and the infrastructure trust, because those seemed like well-intentioned vehicles to fund the sorts of major improvements that are desperately needed in the 6thWard. Even with those votes it was a deliberative process where he earned the respect of the Mayor’s office, and often receives individual briefings when he requires more information. Alderman Sawyer voted against the ward remap, as it has separated communities. His attempt in the process was to maintain single representation of as many middle class wards as possible. However, it was clear that due to a reduction of population, according to the census, there was going to have to be some shifts in ward boundaries. The balance between protecting overall black representat ion in the 6th Ward was difficult, but the best idea would have been to maintain full communities. As the interests of residents where being ignored for political reasons, Alderman Sawyer could not support the map. Alderman Sawyer was a co-sponsor of the Clean Air Ordinance, stood against the library cuts, and served on the Mayor’s Aldermanic Sign Task Force. He is also in the working group to increase regulations on metal yards, that have been accepting stolen goods. In all it has been an excited first year including thousands of service requests accepted through every form of current technology as well as better getting to know our 6th Ward Neighbors.

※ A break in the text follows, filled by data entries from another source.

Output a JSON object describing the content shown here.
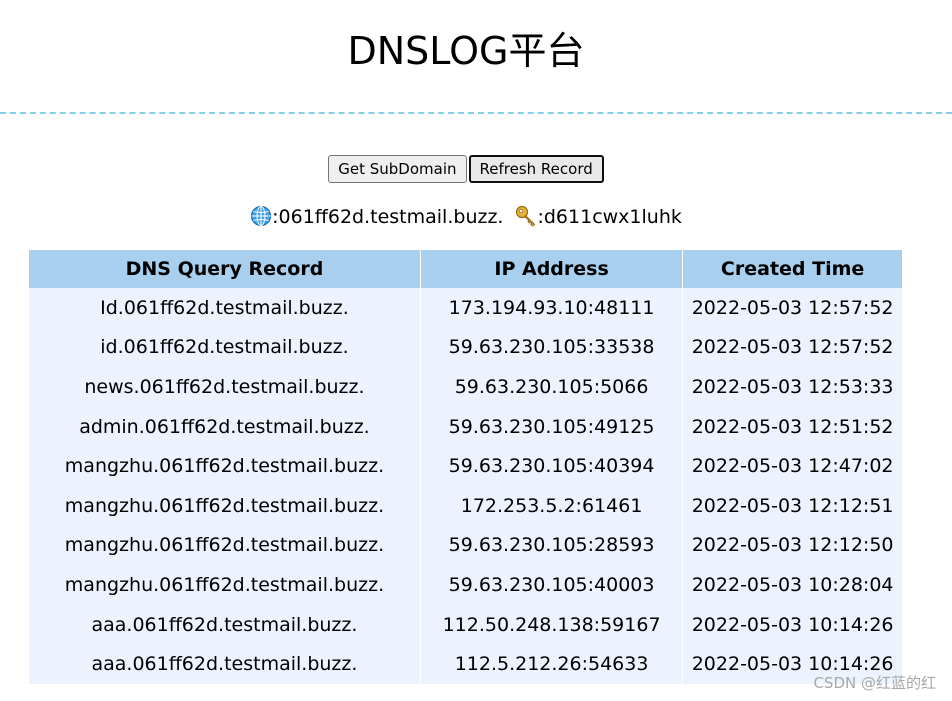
{
  "page": {
    "title": "DNSLOG平台"
  },
  "toolbar": {
    "get_subdomain_label": "Get SubDomain",
    "refresh_record_label": "Refresh Record"
  },
  "info": {
    "domain_icon": "globe-icon",
    "domain_text": ":061ff62d.testmail.buzz.",
    "token_icon": "key-icon",
    "token_text": ":d611cwx1luhk"
  },
  "table": {
    "headers": [
      "DNS Query Record",
      "IP Address",
      "Created Time"
    ],
    "rows": [
      [
        "Id.061ff62d.testmail.buzz.",
        "173.194.93.10:48111",
        "2022-05-03 12:57:52"
      ],
      [
        "id.061ff62d.testmail.buzz.",
        "59.63.230.105:33538",
        "2022-05-03 12:57:52"
      ],
      [
        "news.061ff62d.testmail.buzz.",
        "59.63.230.105:5066",
        "2022-05-03 12:53:33"
      ],
      [
        "admin.061ff62d.testmail.buzz.",
        "59.63.230.105:49125",
        "2022-05-03 12:51:52"
      ],
      [
        "mangzhu.061ff62d.testmail.buzz.",
        "59.63.230.105:40394",
        "2022-05-03 12:47:02"
      ],
      [
        "mangzhu.061ff62d.testmail.buzz.",
        "172.253.5.2:61461",
        "2022-05-03 12:12:51"
      ],
      [
        "mangzhu.061ff62d.testmail.buzz.",
        "59.63.230.105:28593",
        "2022-05-03 12:12:50"
      ],
      [
        "mangzhu.061ff62d.testmail.buzz.",
        "59.63.230.105:40003",
        "2022-05-03 10:28:04"
      ],
      [
        "aaa.061ff62d.testmail.buzz.",
        "112.50.248.138:59167",
        "2022-05-03 10:14:26"
      ],
      [
        "aaa.061ff62d.testmail.buzz.",
        "112.5.212.26:54633",
        "2022-05-03 10:14:26"
      ]
    ]
  },
  "watermark": {
    "text": "CSDN @红蓝的红"
  },
  "colors": {
    "header_bg": "#a8d0ee",
    "row_bg": "#ecf2fe",
    "divider": "#87ceeb"
  }
}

Office of Alderman Roderick T. Sawyer, 6th Ward 463 1/2 East 83rd St Chicago, Il 60619 (773) 635-0006 (773) 891-5679 fax www.6thwardchicago.com